The situation in Lebanon was described as a catastrophic meltdown by many. The World Bank regarded this crisis as one of the worst economic crises that could strike a country. But even with this dire situation, the rich politicians would not give concessions, and the situation worsened until recently.
In Lebanon, one cannot miss that the formation of the government coincided with the US Congressional Delegation visit to Lebanon. During this visit, Lebanese political Elites were apparently motivated by the fear of being sanctioned by the US, a move The European Union threatened with last May.
Unlike Hezbollah or its leader Hassan Nasrallah, President Mischel Aoun, Prime Minister Najib Mikati, Speaker of the Parliament Nabih Berri, and others can't afford to be subject to such sanctions. They have considerable accounts in European banks. During protests in Lebanon, voices advocated for these corrupted Elites to be sanctioned and the money to be returned to Lebanon. Thus, it will not be surprising if this was the stick the US used to convince the politicians on the formation of this government.
Hezbollah knows if pushed to the corner, these elites will not endure the pressure. And that the compromise should be made. Even though Hezbollah allies are the ones who had to accept a deal and stop insisting on the blocking-third, at least on the surface, the most important allies are Aoun and Gibran Bassil, Aoun's son-in-law and subject to US sanctions for his corruption. Bassil most probably wondering if the sanctions would be lifted if he cooperated.
For Hezbollah that has hegemony over Lebanon with unmatched force and penetration of state institutions, nothing has changed. But this doesn't mean Hezbollah didn't need to end the political stalemate. Because even its Shiaa social incubator is suffering, and probably would not withstand another battle if the country collops and descend into a second civil war.

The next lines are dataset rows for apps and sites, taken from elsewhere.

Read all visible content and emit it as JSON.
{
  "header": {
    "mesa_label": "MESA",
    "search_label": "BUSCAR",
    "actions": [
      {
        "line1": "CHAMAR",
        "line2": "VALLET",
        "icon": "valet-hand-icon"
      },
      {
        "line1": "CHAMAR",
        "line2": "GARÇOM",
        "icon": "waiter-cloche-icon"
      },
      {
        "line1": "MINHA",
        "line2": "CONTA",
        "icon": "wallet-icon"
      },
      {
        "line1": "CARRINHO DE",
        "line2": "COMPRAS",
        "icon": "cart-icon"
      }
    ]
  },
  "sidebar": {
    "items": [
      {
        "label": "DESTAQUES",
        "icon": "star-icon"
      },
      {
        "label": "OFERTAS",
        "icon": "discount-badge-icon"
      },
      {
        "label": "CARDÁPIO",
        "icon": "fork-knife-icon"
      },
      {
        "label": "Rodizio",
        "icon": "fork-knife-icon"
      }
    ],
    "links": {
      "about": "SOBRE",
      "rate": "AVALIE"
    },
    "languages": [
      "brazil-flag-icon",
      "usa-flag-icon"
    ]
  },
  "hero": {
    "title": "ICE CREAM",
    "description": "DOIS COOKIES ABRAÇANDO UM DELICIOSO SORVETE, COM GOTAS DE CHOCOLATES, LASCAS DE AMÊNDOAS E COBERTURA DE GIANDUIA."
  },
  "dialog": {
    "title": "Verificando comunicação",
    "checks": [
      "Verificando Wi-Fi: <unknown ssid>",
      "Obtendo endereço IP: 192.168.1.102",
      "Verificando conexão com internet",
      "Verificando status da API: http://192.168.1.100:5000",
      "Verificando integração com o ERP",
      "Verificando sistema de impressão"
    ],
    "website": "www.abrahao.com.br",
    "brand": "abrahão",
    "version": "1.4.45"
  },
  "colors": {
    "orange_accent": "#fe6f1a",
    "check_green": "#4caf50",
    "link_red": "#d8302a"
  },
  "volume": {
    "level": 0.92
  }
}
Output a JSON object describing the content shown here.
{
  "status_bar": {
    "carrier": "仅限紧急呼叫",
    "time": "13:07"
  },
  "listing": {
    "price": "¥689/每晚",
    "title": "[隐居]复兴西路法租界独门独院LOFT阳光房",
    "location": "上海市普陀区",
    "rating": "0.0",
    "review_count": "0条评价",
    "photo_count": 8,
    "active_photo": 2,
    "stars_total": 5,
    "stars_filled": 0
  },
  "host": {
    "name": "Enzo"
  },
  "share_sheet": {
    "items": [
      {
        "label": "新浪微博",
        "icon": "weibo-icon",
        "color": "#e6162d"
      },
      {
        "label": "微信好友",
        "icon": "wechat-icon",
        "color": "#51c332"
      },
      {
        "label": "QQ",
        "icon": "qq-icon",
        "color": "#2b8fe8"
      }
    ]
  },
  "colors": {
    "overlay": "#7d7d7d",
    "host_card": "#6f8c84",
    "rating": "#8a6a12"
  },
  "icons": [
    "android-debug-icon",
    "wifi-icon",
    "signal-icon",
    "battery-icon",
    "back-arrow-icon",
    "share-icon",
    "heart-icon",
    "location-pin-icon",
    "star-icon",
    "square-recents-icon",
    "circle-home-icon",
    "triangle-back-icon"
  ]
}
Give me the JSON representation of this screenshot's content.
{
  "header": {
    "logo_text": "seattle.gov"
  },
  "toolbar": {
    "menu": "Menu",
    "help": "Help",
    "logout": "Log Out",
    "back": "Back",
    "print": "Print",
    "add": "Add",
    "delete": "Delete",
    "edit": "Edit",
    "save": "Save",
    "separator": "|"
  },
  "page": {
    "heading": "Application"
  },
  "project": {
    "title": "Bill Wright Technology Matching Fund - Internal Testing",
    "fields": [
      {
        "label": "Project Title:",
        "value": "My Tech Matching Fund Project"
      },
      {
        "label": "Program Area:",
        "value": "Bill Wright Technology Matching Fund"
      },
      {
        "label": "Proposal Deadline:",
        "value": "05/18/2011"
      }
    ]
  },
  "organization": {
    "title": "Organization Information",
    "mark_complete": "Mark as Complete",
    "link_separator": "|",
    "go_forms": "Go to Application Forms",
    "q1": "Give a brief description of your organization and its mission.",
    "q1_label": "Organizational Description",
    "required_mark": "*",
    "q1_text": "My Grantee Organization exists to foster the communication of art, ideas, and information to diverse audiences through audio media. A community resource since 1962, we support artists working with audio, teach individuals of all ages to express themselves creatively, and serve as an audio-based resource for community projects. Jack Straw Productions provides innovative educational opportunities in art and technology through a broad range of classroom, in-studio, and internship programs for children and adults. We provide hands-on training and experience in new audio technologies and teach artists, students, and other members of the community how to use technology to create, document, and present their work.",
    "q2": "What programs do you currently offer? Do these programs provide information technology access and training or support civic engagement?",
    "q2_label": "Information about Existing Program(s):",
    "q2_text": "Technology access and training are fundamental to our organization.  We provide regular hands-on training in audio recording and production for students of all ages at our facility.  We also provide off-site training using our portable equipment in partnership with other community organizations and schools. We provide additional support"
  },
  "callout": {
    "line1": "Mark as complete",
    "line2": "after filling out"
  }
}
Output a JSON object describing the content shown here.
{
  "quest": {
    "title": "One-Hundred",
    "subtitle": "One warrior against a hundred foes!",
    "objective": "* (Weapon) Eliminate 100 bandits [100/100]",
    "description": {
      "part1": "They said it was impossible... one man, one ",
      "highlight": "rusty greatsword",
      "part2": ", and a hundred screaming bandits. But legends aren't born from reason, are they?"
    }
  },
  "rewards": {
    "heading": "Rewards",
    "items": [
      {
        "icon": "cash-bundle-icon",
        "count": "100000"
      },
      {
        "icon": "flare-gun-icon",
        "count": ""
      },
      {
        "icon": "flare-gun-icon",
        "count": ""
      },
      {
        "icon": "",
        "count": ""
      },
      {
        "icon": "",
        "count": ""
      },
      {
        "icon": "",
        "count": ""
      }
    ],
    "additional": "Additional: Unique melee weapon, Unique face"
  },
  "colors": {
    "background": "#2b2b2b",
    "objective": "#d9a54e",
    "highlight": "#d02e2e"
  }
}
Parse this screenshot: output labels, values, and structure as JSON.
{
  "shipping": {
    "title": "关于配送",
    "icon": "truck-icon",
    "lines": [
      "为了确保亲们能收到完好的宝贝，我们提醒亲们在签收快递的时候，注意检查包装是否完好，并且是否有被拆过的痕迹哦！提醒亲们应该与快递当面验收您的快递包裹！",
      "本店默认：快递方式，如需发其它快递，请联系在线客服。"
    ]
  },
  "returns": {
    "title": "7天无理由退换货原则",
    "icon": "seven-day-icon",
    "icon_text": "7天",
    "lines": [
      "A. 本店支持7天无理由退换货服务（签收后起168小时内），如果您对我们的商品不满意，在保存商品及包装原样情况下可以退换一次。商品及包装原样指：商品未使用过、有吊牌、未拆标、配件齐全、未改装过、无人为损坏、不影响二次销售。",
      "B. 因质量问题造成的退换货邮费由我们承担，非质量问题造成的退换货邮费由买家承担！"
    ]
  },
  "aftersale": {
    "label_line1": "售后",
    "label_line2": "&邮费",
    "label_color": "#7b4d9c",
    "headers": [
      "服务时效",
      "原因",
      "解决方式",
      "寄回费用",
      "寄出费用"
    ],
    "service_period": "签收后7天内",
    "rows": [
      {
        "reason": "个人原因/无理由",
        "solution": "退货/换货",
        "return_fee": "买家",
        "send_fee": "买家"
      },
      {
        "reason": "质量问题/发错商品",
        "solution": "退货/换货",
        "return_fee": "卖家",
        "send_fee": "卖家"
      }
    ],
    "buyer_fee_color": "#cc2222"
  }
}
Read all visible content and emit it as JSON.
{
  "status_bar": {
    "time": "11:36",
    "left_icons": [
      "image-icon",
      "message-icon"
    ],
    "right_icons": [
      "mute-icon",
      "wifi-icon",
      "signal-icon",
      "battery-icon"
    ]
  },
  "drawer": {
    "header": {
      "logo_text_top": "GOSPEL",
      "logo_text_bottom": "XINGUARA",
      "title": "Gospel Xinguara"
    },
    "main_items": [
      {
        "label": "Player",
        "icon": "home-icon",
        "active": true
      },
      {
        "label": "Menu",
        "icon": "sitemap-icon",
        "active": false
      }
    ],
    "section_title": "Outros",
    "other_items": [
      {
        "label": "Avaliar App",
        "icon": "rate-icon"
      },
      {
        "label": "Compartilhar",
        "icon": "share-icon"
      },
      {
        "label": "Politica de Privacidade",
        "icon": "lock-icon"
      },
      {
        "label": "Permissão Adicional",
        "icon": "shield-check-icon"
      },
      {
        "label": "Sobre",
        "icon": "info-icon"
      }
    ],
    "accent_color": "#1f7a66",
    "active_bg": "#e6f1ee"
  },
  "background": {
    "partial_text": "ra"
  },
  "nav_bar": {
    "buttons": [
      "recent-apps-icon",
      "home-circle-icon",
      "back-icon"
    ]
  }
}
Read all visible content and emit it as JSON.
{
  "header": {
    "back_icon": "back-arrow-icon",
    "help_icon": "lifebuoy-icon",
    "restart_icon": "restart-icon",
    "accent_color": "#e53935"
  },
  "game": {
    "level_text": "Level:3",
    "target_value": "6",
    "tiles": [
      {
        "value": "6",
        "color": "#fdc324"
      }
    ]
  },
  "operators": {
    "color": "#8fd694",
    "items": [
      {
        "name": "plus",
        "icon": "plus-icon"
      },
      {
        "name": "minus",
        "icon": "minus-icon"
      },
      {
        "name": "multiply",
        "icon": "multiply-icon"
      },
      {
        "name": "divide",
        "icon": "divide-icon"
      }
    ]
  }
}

The carrot offered to Hezbollah, and by extent, Iran is allowing Egypt to provide natural gas to Lebanon via Jordan and Syria, even with Caesar sanctions is still active on Syria. This will not only solve the Lebanese electricity shortage but will also give Assad regime some of the legitimacy it once lost, with other Arab nations making deals with it -officially- and with American support.
After pulling the troops out of Afghanistan and the Patriot Missiles from Saudi Arabia, and other weaponry from Qatar, this could be a sign of another pullout from Syria (maybe Iraq too) while readmitting the Assad regime in the Arab league and leaving both countries to Iran's hegemony. This could also indicate another deal to allow Iranian oil shipment to enter Lebanon even without the US administration's public acceptance. It will not be the first time the US has agreed to turn a blind eye to Iran sanction violations.
The American involvement in Lebanon's political and economic crisis indicates an attempt to maintain stability. And that it is irrelevant who does the job. Like the Taliban in Afghanistan, the US seems to be at peace handing the key to Hezbollah and Iran.
The dilemma for Lebanon will still be the ban on export by Saudi Arabia over drug smuggling, which is known to be linked to Hezbollah's illegal activities and international drug network. Saudi Arabia signaled its continued rejection of what it perceives as legitimizing Hezbollah gripe on Lebanon. Arabia announced intercepting a new attempt of smuggling Captagon shipment by a group linked to Hezbollah.
This means Saudi Arabia is not yet ready to reestablish its economic ties with Lebanon or revisit sending its lucrative monetary aid as long as Iran controls Lebanon through Hezbollah militia and as long as other critical issues are not resolved, most notably the Yemen Crisis. Nevertheless, it is expected the newly established government will try to open negotiation with the Saudi government for its essential role in Lebanon's economy and as a source of foreign currency through export.
The Lebanese people are the losing party in this arrangement. Indeed, the formation of the government is most needed to stop the economic collapse, but the same corrupted elites stayed in power. As if they were not responsible directly or indirectly for the economic crisis. And as if the protests had no effect and the explosion in Beirut port has never happened.
After withdrawing from the Middle East, the new American policy would concentrate on putting a bandage on such a crisis. And the critical issue is preventing a boiling spillover which could require American interference, even if this policy leads to a growing Iranian role.
The new Lebanese government is a necessity, but it is not meant to make a change. Since the core problems are not addressed, another freefall will follow Lebanon and its neighbors sooner or later. The critical question is would the US be capable or around with a strategy-not merely a policy- to stop the freefall.